Take the newspaper industry. It has been faltering badly under the pressure of new media for a few years. For much of the past decade, circulation for all papers has been declining at about 2% a year. The last year has been a test case of sorts. Newspapers had the story of a lifetime: an election campaign of historic interest, suspense, drama and personality. From Hillary to Barack, from John Edwards’s love child to Sarah Palin’s Down’s syndrome child, from John McCain’s wild lunges for relevance to the first black president, it was the kind of year in which circulation should have boomed. If you live for a story, this year was an embarrassment of riches.
And yet the decline didn’t just continue. It accelerated.
Between March and September the 500 biggest newspapers in America reported an average circulation decline of 4.6%. In six months. That’s close to a 10% decline per year. No newspapers showed any but fractional gains. It is therefore a near-certainty that many towns and cities in America will no longer have a newspaper after the down-turn. And that may apply not just to small names but to some big ones as well. The Los Angeles Times, for example, has gone from a circulation of 1.1m to 739,000 since the turn of the millennium. Its staff has been halved. Morale has never been lower.
The solution? This:
Business Wire reports:
Flexible displays are paper-like computer displays made almost entirely of plastic. This technology enables displays to become easily portable and consumes less power than today’s computer displays. Popular applications for the technology could include electronic paper and signage.
The production feat is a milestone in the industry’s efforts to create a mass market for high-resolution flexible displays. Plus, from an environmental standpoint, the displays leapfrog conventional display processes by using up to 90 percent less materials by volume.
Mass production of such displays can enable production of notebook computers, smart phones and other electronic devices at much lower costs since the display is one of the more costly components.
I wrote a column detailing my predictions along these lines a few months back:
Technology enthusiasts have predicted the death of paper for some time now but have traditionally had trouble explaining what would take its place. Despite their usefulness for many tasks, the electronic displays on present-day laptops and other gadgets remain unable to match old-fashioned paper in terms of being lightweight, flexible, and, perhaps most importantly, easy on the eyes. Thus, although many people today, especially the young, get much of their news online, dead-tree publications still serve a unique and vital function.
But those age-old compact sheets of ground-up wood pulp are about to be supplanted by a new medium. If "plastics" was the economic buzzword of the late 1960s, "electronic paper" will likely achieve similar fame in the 2010s. The name may or may not stick, but the development of the technology is already proceeding at a rapid pace. Numerous electronics manufacturers are experimenting with flexible circuits that can be embedded in rubber, producing devices such as screens, keyboards, and touch pads that can be twisted, rolled, or folded without damaging them.
The news today is particularly grim for daily newspapers, with the Chicago Tribune going bankrupt and the New York Times running out of money. Within the next several years it seems likely that most of the mainstream print media industry is going to suffer a fate similar to that of the famous Hindenberg airship:

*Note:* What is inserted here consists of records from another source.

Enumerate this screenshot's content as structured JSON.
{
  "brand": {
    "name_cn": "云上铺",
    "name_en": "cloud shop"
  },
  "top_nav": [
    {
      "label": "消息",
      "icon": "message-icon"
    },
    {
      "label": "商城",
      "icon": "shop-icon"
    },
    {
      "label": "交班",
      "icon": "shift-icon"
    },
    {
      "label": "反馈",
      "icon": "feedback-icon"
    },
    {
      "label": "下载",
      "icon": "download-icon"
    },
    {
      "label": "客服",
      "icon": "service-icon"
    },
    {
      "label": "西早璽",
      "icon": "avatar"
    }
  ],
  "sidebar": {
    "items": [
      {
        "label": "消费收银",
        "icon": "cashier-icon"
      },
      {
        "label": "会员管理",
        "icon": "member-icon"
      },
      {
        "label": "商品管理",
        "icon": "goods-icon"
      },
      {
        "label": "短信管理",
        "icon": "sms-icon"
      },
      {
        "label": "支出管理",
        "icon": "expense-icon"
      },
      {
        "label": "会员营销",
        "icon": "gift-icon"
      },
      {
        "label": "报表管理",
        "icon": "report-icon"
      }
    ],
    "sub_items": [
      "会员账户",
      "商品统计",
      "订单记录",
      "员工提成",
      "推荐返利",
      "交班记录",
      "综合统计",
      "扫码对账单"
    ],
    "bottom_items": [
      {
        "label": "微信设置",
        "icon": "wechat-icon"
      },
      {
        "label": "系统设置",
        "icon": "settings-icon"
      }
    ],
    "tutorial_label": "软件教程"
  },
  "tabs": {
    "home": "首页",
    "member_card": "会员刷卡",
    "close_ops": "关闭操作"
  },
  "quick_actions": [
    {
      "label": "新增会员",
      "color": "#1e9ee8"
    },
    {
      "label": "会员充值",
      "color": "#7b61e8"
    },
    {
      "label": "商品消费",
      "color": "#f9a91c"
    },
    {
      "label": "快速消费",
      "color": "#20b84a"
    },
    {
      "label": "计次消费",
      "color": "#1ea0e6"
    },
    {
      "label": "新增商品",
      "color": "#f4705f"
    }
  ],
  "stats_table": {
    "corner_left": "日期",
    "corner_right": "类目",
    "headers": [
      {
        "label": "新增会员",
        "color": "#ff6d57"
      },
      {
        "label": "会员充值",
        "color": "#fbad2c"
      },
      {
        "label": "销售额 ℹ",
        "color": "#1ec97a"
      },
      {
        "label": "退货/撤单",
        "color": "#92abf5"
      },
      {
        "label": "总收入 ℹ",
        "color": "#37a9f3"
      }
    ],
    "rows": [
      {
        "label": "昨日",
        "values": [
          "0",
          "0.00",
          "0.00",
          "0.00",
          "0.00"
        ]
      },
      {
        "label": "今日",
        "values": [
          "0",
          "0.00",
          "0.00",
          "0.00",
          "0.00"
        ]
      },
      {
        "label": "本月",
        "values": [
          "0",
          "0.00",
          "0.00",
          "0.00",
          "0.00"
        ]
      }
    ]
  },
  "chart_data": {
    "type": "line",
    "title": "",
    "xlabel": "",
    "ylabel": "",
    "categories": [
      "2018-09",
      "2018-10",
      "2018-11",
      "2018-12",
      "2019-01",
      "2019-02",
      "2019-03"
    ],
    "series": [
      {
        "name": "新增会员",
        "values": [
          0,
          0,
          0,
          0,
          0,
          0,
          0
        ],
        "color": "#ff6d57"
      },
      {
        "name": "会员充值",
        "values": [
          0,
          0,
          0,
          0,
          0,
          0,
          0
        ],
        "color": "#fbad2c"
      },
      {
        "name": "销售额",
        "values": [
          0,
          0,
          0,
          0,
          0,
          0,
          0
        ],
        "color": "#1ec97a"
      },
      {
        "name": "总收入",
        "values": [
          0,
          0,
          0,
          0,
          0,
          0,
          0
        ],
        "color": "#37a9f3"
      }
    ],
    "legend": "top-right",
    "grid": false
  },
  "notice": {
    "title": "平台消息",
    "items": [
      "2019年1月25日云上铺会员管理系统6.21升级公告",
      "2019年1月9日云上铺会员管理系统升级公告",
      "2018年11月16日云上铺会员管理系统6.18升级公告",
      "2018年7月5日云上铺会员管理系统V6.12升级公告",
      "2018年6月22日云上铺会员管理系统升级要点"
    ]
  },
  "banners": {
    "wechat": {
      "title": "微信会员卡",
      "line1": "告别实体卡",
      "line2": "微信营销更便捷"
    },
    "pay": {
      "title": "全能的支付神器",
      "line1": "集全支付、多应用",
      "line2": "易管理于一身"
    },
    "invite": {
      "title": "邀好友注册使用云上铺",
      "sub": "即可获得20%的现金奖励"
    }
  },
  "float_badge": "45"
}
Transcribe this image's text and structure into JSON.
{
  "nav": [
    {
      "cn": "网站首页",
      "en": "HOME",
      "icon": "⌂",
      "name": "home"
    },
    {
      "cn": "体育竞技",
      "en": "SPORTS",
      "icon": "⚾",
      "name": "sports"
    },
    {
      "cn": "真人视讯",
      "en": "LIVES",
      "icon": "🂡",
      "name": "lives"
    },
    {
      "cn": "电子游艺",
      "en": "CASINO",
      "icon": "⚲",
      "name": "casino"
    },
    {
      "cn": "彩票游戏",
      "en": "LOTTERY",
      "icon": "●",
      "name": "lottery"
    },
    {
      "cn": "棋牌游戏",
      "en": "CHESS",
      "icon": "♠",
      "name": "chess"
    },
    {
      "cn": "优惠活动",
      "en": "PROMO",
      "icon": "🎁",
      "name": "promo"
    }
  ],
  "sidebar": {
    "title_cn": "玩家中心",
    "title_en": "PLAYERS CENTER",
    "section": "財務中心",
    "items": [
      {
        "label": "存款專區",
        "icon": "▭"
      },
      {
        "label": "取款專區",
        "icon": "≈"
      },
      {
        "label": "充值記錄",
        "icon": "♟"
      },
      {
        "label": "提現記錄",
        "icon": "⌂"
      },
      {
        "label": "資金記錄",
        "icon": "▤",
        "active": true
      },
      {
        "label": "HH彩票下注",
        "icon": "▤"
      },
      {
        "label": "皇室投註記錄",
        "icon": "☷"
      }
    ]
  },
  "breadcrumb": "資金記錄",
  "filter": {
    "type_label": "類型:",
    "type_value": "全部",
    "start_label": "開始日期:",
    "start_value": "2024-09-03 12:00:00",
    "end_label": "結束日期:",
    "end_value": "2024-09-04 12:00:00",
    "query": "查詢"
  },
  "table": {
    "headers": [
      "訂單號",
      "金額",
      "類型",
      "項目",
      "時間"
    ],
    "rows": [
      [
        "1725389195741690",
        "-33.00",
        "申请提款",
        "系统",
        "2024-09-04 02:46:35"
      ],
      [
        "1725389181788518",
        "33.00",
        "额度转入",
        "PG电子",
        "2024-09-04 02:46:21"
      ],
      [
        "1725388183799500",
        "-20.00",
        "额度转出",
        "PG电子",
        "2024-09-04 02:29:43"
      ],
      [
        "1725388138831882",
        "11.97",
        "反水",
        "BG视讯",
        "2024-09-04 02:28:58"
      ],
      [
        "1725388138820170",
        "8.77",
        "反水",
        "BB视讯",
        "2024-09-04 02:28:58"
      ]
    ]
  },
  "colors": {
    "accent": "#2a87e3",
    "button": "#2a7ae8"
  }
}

The best way forward for primarily text-based media outlets is to move to business models focusing on making content available in as many electronic formats as possible. The flexible displays and electronic paper discussed above are going to proliferate with amazing rapidity over the next couple of years. News organizations that embrace this development and give up on wasting money squirting ink onto paper and shipping it all over the place will survive. The vast majority of those that don't will die. Sure it will be a painful process, but evolution always is.
Make no mistake, the media ecosystem that will grow up on the foundation of ubiquitous flexible electronic displays will be far better than the current print media environment. Barriers to entry will be substantially lower, opportunities for diversity will be greater, and stodgy centralized management will cease to be anything but a liability. So bring on the fiery doom as soon as possible. Only after there are ashes can a phoenix rise from them.
(Cross-posted at The Podium.)
I've written another blog post expanding on this one: Electronic Newspaper Business Models.